Note: Today we conclude a short series on what it takes to win with money. We are applying the concept of “playing above the line” in three areas: Taking Ownership, Planning for the Future, and Loving Your Family Well.
In part one we discussed how when we take ownership of our money, it can start working for us. Then in part two, we saw that playing above the line also means learning to plan for the future. Today we will close our series by focusing on how can you also play above the line with your money by loving your family well:
III. Loving your Family Well
- Take care of your insurance needs: Life, Health, Home/Renters, Auto, Disability, Identity Theft, and Long Term Care (once you reach 60 years old). Transfer that risk to someone else!
- Get a will. It is simple and inexpensive. Don’t leave your family with the task of figuring out what to do with your stuff once you are gone. In the midst of mourning your passing, they can have the peace that there will be an orderly transition.
- Teach your kids about money. They need to know how to balance a checkbook. They need to know the value of earning money. They need to learn how to save and how to spend. They also need to learn and experience the joy of giving.

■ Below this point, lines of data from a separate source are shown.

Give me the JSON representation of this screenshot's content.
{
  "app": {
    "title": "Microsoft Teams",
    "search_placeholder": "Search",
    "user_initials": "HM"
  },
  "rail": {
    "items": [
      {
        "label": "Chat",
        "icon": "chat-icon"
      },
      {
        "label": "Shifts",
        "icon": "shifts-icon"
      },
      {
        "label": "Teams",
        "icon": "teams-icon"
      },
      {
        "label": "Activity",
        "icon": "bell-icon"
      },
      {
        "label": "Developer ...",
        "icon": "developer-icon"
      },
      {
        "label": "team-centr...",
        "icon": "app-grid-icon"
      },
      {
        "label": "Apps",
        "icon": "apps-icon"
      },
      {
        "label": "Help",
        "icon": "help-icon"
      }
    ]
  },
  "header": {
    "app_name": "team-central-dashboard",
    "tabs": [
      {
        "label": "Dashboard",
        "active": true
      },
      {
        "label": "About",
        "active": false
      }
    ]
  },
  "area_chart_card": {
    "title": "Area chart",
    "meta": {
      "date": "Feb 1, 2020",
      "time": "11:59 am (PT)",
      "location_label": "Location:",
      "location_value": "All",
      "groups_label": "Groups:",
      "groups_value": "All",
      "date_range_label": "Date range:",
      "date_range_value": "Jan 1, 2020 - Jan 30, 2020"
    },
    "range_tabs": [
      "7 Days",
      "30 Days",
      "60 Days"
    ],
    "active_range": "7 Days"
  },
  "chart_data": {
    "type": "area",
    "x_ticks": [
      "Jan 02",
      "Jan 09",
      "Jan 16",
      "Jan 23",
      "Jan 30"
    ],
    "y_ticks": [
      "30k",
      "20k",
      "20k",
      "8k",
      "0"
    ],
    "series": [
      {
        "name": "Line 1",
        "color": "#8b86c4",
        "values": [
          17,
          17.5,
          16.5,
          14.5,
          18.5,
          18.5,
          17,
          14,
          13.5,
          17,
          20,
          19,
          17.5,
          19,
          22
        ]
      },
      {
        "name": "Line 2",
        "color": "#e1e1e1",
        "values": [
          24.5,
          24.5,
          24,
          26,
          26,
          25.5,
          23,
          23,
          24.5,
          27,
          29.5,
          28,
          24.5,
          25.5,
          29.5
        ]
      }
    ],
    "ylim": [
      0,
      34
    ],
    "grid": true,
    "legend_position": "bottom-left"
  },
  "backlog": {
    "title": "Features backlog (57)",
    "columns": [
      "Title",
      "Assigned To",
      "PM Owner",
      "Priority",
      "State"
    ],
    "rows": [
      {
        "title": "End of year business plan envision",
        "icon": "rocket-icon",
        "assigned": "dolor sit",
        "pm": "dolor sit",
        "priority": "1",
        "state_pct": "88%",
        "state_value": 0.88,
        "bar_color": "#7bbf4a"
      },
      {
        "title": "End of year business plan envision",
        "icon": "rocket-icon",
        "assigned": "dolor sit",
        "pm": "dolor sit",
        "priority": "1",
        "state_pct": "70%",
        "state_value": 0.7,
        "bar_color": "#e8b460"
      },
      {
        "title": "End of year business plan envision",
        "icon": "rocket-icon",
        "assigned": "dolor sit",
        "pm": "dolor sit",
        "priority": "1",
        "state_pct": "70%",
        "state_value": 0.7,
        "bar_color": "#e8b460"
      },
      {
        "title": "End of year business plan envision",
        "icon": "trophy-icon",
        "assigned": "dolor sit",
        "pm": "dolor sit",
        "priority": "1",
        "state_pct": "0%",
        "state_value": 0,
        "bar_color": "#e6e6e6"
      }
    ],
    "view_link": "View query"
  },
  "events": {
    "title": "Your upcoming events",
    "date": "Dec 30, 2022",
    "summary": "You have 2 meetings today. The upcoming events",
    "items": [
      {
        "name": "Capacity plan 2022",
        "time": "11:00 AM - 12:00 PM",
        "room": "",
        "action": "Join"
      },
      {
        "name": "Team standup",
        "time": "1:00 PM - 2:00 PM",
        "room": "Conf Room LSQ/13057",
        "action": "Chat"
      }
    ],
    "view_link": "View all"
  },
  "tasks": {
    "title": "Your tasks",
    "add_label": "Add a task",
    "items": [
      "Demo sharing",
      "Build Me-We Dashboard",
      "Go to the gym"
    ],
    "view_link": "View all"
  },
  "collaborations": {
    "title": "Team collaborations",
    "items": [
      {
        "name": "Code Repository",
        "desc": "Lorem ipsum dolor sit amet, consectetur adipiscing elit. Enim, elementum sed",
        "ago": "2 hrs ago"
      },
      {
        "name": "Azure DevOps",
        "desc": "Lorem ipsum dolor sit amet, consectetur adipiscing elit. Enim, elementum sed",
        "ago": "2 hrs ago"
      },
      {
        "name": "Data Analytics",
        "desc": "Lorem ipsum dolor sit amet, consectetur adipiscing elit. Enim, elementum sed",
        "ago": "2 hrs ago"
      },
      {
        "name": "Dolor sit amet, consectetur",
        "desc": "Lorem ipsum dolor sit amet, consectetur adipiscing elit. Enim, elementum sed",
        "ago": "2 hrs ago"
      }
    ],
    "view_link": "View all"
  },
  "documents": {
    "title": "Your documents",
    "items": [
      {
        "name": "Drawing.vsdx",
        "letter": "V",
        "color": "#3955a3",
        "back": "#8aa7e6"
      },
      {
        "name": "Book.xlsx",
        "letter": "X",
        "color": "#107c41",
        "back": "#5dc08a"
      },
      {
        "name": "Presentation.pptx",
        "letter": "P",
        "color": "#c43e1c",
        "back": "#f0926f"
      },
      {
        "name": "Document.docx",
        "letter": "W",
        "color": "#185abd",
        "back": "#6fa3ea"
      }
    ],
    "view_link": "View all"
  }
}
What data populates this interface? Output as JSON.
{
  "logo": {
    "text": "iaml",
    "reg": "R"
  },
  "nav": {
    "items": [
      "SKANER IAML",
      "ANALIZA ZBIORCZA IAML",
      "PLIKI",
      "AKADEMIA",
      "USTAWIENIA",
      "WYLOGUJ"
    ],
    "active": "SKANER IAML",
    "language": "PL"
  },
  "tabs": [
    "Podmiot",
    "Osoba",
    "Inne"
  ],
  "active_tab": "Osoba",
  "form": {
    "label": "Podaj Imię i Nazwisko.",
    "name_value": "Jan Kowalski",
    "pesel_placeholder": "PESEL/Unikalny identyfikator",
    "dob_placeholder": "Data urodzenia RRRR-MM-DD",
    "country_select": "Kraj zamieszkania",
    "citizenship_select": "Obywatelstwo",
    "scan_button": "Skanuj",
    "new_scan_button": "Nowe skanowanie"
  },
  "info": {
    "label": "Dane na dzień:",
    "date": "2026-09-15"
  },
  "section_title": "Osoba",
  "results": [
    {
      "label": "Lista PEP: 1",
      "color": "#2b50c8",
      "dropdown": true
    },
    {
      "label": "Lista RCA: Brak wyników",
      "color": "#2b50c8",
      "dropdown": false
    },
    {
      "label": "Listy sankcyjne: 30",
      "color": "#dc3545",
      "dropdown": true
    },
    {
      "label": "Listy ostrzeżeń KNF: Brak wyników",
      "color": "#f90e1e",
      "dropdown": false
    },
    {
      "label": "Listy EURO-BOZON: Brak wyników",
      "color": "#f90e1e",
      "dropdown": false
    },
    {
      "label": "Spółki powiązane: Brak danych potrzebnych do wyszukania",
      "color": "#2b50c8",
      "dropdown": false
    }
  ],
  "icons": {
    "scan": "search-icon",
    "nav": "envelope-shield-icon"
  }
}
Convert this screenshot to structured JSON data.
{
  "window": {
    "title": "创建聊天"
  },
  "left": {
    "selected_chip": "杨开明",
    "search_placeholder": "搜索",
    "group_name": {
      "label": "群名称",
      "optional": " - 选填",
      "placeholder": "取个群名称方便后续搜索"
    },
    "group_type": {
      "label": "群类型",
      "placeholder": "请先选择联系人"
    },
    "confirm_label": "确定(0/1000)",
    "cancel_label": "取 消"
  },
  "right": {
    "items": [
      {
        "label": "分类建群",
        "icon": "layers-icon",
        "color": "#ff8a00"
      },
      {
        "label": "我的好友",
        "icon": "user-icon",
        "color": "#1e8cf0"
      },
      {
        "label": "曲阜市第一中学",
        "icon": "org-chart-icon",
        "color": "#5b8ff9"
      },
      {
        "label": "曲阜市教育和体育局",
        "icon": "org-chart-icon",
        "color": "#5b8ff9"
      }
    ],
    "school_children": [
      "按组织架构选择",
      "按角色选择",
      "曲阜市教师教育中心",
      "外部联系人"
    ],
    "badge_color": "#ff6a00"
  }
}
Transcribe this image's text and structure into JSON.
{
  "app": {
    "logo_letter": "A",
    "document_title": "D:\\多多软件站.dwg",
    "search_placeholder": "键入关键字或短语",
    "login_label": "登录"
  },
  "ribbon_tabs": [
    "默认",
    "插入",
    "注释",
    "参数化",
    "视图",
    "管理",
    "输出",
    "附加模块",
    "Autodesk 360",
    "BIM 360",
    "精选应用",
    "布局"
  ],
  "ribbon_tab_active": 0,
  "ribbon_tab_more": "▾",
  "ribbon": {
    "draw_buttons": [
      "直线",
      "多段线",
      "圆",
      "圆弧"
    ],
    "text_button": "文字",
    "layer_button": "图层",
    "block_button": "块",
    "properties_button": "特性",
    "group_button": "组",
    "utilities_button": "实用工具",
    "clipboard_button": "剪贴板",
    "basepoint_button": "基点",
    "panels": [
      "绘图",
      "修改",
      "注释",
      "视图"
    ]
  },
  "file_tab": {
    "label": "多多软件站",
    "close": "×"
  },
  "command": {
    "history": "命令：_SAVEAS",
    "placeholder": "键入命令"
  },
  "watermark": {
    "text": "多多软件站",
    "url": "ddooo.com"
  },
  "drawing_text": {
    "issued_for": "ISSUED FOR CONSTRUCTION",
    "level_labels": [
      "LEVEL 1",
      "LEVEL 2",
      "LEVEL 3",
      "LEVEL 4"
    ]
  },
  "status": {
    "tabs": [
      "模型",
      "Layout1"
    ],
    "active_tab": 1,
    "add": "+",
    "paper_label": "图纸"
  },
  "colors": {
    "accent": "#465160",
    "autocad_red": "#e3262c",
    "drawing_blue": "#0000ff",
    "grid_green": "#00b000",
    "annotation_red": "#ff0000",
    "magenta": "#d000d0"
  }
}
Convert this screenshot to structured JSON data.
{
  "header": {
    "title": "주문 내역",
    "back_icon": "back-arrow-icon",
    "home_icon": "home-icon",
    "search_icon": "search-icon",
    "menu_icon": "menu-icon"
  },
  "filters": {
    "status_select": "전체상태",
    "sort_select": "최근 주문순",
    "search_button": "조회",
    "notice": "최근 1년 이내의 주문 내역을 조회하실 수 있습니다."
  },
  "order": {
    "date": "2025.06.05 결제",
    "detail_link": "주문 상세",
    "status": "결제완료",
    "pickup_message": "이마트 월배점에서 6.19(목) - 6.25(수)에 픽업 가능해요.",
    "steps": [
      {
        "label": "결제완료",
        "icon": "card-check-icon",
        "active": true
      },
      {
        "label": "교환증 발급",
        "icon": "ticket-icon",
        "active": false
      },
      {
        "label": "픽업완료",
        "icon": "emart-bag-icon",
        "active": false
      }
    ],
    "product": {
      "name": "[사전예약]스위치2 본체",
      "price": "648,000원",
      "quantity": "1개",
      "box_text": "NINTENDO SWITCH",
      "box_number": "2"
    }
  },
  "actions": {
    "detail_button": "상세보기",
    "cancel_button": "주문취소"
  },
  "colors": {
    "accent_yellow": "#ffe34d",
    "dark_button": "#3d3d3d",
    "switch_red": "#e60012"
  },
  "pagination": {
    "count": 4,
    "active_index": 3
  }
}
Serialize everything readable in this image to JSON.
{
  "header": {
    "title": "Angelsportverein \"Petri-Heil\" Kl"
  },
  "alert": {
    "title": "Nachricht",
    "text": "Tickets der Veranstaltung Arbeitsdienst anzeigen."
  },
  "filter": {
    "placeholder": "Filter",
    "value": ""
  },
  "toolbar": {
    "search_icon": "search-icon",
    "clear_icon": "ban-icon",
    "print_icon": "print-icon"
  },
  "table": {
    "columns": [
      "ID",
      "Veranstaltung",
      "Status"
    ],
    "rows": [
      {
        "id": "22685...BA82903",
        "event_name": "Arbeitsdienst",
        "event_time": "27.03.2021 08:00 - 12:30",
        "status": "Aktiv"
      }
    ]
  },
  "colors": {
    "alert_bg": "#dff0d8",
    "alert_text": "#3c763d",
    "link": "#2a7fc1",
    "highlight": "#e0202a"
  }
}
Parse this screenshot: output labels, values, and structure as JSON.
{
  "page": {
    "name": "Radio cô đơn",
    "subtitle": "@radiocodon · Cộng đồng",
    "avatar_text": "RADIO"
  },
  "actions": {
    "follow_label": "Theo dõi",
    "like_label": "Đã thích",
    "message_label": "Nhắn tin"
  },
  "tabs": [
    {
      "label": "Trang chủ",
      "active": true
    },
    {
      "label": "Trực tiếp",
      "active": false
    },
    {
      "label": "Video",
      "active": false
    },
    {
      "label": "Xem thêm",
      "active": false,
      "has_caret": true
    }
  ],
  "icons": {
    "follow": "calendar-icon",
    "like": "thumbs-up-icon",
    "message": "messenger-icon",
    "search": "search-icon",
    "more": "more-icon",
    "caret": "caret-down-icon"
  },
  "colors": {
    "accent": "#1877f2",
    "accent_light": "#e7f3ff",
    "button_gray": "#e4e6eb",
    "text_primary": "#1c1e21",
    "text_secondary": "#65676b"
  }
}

One of the great “guy movies” of all time is of course Braveheart. Towards the end of the movie, Sir William Wallace is facing execution. Princess Isabelle can’t bear the thought of him dying. In one of the great lines of the movie, he tells her: “Every man dies, not every man really lives.” Sir William Wallace had given his entire life for a noble and just cause. He gave the example of playing above the line and giving it your all.
Could you do this for yourself? Would you do it for your family? This country of ours is still the greatest country in the world. It is still the land of opportunity, the land of the free and you can still leave a legacy. But you have to brave. You have to be daring. You have to choose to be above average. Start today!
“Every right implies a responsibility; every opportunity, an obligation; every possession, a duty.”
John D. Rockefeller
You can read parts 1 and 2 at the links below: